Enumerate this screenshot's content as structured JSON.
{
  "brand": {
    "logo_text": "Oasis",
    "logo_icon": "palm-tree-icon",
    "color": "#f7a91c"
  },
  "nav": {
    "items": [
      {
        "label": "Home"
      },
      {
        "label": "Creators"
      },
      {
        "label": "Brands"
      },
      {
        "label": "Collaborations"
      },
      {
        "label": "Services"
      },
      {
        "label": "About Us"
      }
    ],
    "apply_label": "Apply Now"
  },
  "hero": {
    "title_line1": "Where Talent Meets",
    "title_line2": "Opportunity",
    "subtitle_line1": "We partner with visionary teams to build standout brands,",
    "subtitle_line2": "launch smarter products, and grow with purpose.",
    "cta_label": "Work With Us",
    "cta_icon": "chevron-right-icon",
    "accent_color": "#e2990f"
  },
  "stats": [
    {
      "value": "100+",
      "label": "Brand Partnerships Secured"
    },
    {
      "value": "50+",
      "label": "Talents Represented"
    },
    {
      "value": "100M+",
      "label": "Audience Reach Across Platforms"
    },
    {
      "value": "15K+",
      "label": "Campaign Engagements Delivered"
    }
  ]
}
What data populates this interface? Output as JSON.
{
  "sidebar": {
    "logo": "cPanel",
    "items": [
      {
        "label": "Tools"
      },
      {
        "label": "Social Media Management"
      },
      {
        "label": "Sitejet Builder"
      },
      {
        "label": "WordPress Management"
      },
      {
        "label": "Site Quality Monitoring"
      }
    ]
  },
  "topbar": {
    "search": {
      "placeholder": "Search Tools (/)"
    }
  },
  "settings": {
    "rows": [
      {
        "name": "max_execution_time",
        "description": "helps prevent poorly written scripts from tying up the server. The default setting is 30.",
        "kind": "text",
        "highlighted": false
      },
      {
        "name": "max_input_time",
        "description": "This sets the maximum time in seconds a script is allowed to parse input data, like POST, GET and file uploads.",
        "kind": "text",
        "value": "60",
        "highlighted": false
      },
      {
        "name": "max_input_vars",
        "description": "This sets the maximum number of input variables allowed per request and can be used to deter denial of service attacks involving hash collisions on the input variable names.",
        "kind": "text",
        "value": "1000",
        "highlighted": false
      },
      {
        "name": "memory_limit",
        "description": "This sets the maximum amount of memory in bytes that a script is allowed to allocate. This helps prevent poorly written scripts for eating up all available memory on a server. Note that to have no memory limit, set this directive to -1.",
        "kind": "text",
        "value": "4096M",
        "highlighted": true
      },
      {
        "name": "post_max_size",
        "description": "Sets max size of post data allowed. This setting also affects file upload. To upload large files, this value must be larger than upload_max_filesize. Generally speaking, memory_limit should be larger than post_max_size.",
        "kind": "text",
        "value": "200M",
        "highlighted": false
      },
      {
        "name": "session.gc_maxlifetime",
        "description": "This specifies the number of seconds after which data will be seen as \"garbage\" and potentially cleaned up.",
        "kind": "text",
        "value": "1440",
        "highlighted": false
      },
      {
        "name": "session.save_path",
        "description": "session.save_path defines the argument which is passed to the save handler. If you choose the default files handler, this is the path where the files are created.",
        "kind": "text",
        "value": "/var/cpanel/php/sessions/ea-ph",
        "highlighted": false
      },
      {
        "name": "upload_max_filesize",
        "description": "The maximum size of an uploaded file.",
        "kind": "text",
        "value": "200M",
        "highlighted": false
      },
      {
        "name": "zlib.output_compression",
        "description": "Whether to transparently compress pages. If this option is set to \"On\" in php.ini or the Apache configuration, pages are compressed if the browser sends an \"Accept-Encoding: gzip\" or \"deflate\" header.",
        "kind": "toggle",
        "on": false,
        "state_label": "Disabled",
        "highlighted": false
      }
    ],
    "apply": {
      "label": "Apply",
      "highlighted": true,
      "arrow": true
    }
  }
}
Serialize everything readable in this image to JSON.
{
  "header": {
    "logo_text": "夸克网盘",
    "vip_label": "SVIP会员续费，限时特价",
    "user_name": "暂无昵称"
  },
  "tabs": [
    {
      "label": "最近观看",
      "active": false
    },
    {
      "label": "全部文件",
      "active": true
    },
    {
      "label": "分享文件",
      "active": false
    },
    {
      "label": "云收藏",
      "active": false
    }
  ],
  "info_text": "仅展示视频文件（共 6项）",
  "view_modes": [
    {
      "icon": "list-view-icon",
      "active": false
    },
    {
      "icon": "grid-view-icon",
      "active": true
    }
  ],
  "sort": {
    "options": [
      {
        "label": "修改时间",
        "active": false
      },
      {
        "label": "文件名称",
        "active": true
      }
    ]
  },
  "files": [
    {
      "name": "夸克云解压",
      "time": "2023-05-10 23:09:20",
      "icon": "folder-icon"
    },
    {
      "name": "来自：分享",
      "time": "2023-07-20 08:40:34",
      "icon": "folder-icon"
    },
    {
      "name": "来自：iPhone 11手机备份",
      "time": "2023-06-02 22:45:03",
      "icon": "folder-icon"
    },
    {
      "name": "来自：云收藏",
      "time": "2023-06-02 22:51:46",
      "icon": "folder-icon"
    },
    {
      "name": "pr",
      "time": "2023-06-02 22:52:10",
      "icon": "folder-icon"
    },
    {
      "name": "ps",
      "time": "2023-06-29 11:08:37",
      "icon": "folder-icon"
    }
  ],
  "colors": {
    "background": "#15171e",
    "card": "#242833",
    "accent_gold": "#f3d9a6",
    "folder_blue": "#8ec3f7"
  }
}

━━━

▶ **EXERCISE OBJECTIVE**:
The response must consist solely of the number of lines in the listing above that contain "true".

▶ **ANSWER FOR THIS EXERCISE**:
6